Recently, the field of animal memory research has seen a resurgence of interest in the mechanisms underlying retrograde amnesia (RA) and in the use of RA as a technique for studying memory processes. A recent report from a major neuroscience lab, which demonstrated RA for an old reactivated memory, revitalized the debate regarding the widely accepted memory-consolidation theory of RA. Here, we discuss a number of the characteristics of RA and consider the findings that led to the development of the memory-consolidation hypothesis, as well as those suggesting an alternative retrievaldeficit explanation.
Curent Directions in Psychological Science

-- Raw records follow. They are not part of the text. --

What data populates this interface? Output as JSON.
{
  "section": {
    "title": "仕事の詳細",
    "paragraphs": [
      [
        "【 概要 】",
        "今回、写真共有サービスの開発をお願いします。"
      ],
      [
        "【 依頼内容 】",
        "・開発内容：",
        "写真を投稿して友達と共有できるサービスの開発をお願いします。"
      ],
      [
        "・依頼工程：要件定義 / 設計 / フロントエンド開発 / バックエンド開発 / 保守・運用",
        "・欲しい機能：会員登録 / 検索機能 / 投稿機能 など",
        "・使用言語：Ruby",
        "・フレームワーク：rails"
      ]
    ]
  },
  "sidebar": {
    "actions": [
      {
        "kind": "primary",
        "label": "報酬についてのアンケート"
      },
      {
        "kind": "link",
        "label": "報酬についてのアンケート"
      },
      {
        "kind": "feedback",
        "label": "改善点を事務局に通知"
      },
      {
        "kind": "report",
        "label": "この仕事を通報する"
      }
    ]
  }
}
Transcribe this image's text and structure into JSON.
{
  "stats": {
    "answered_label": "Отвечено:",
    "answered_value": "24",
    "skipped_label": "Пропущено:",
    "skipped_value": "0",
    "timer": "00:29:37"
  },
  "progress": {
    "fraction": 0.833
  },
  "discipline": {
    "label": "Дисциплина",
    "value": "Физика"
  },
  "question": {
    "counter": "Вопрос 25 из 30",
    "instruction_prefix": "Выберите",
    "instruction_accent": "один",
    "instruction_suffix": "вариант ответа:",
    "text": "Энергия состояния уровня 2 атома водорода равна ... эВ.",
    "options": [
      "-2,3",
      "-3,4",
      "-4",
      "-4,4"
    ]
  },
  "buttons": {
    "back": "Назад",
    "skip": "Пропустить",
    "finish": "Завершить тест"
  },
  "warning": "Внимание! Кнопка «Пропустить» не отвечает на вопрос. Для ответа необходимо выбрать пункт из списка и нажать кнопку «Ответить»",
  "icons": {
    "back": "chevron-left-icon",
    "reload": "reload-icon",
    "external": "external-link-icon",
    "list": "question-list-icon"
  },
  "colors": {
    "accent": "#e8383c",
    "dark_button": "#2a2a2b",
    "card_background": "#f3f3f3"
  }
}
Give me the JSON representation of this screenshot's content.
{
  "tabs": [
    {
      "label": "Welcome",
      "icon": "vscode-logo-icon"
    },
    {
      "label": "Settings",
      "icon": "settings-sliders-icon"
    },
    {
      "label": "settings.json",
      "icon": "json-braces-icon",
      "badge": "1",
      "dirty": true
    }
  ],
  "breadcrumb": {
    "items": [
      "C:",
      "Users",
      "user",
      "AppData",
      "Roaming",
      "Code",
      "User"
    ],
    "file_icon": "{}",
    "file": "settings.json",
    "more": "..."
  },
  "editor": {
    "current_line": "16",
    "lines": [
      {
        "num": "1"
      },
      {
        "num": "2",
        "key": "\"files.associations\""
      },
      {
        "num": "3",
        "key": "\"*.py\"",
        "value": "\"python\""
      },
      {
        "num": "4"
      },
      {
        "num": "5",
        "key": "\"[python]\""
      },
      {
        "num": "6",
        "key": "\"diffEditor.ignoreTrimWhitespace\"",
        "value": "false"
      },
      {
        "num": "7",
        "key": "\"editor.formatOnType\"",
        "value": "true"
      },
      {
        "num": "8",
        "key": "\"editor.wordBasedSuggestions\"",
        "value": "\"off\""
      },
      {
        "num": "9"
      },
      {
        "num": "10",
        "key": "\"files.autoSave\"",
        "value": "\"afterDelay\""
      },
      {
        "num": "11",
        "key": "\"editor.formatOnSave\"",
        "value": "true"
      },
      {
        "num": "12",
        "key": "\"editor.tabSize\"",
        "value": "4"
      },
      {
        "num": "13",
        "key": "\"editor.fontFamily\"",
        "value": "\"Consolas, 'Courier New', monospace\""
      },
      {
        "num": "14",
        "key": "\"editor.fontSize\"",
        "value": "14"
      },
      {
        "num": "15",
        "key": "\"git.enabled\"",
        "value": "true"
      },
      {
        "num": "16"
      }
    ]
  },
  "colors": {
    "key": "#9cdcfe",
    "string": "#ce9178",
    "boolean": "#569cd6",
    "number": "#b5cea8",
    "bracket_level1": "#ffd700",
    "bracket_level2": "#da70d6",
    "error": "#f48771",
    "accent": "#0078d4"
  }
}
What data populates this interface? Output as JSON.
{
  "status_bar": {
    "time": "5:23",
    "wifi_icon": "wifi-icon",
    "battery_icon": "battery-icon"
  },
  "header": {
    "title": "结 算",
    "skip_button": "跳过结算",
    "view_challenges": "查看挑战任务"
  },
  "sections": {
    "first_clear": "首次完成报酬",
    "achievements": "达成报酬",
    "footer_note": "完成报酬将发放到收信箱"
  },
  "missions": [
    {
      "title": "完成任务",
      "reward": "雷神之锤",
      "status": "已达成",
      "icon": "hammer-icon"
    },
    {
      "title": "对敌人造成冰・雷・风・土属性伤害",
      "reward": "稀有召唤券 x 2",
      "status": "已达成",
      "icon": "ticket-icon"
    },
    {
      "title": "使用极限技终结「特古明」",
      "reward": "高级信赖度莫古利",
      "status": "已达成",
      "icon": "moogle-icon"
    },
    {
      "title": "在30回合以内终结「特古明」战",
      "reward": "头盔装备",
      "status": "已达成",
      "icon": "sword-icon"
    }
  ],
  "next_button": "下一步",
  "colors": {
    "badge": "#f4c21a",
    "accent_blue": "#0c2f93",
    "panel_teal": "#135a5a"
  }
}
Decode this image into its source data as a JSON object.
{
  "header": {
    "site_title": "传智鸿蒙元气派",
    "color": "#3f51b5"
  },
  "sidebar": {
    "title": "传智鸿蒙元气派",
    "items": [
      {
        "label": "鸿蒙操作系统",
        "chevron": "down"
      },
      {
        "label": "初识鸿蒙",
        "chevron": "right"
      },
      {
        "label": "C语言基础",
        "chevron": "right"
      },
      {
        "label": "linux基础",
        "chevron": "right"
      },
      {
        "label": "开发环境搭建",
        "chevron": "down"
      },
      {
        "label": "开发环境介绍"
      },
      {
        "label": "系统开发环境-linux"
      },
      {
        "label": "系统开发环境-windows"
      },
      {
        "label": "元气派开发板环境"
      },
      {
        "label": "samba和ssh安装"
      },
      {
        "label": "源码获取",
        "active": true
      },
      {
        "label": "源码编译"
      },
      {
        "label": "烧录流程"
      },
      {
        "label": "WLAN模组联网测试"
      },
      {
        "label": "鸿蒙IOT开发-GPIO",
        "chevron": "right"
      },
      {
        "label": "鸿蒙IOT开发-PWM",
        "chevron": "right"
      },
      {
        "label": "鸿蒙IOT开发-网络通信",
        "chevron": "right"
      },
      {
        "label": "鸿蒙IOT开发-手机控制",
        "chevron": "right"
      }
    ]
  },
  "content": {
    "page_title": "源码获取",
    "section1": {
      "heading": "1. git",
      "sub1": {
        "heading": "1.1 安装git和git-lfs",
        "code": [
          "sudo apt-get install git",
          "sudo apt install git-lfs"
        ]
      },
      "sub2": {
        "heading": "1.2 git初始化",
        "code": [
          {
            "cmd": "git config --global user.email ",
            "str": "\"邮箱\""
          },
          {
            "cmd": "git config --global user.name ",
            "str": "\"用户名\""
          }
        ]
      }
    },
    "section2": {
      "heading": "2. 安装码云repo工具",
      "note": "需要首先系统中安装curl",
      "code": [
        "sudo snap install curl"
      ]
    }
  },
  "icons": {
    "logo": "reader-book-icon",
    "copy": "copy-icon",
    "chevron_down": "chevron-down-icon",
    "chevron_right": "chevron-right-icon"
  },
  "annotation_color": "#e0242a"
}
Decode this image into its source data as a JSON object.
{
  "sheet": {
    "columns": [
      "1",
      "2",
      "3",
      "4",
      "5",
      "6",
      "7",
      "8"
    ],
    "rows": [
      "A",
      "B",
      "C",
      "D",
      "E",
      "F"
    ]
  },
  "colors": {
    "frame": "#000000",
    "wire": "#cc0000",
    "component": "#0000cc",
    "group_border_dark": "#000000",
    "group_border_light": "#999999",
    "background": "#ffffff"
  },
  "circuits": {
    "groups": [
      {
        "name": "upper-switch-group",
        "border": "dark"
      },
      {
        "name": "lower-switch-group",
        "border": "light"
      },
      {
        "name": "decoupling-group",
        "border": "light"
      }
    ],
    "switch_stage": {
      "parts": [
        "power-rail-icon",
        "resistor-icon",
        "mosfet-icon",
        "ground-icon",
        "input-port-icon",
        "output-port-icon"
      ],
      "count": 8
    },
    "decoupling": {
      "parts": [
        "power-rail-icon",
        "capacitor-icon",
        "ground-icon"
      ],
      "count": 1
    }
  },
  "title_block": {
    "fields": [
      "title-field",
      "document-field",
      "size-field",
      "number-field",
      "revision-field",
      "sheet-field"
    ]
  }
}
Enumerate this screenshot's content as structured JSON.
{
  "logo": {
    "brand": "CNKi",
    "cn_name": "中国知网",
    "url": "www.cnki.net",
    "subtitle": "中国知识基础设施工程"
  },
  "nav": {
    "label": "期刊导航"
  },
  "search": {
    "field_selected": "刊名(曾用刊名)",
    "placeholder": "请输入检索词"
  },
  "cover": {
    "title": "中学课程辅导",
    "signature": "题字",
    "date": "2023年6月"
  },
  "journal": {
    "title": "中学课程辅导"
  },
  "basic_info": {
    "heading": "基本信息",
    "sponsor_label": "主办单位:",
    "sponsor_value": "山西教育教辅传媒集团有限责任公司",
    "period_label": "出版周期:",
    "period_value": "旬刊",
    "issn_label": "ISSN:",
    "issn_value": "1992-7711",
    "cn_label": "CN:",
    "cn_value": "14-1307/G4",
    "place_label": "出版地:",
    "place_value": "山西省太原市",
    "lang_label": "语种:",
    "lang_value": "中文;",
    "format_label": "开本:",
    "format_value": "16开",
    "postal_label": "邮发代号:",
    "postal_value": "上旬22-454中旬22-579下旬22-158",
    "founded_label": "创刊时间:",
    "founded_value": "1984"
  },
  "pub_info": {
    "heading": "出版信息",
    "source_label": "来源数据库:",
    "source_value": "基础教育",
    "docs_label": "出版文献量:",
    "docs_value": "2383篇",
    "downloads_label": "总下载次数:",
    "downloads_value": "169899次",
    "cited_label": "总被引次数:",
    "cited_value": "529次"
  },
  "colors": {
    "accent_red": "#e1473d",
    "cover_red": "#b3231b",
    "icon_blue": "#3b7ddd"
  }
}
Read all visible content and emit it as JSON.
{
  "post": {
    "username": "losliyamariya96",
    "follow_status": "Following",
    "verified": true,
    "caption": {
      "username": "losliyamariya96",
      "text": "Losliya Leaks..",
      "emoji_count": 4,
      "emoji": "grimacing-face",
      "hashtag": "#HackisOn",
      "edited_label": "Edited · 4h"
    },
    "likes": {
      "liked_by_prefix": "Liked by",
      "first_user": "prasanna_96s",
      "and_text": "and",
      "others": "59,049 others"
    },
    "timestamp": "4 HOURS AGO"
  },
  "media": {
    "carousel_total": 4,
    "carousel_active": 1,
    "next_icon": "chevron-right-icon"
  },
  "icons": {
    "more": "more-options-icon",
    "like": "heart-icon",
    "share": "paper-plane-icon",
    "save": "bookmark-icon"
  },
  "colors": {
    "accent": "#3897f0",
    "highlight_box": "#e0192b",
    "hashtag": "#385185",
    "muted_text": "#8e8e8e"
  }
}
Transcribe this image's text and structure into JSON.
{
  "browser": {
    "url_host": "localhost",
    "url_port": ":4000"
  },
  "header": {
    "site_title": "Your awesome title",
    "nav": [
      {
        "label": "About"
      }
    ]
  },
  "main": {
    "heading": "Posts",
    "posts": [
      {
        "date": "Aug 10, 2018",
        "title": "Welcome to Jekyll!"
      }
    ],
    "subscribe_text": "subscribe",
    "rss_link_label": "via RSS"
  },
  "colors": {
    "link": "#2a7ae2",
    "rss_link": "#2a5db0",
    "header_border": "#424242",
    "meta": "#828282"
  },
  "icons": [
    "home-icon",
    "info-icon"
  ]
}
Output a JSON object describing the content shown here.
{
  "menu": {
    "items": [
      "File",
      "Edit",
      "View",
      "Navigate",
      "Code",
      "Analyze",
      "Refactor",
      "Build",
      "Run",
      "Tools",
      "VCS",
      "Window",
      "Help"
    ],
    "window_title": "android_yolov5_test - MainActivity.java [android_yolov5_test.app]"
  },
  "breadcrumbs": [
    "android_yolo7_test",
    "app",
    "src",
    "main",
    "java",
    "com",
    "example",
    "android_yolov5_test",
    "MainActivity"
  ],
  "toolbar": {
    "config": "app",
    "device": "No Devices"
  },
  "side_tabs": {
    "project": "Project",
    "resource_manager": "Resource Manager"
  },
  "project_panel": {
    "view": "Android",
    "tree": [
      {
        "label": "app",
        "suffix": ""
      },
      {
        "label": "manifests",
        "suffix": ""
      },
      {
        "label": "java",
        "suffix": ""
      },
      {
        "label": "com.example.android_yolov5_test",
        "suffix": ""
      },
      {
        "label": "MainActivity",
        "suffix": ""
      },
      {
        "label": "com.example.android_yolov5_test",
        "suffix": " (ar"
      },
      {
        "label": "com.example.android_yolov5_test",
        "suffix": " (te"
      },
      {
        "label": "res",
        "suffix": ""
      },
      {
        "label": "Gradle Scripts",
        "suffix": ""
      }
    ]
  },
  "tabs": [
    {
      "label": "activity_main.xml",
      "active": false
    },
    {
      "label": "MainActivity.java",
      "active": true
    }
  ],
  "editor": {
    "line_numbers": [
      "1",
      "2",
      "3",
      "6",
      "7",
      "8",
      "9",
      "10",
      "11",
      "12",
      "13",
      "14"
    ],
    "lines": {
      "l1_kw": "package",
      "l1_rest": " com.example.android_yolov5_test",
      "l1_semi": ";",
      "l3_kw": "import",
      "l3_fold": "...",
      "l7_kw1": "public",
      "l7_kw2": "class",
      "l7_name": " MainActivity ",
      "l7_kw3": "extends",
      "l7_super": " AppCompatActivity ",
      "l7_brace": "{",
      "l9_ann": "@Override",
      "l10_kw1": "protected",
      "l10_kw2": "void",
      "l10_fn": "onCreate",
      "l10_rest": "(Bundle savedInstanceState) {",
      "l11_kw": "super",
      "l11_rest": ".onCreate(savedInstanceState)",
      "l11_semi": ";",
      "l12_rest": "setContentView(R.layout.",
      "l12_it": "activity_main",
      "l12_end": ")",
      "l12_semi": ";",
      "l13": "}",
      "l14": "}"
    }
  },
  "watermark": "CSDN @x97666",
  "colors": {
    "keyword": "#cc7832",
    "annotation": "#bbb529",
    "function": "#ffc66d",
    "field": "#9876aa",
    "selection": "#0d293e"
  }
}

Riccio, David C.; Millin, Paula M.; Gisquet-Verrier, Pascale (2003). Retrograde Amnesia: Forgetting Back. Curent Directions in Psychological Science 12(2) 41-44. Retrieved from https://oaks.kent.edu/psycpubs/63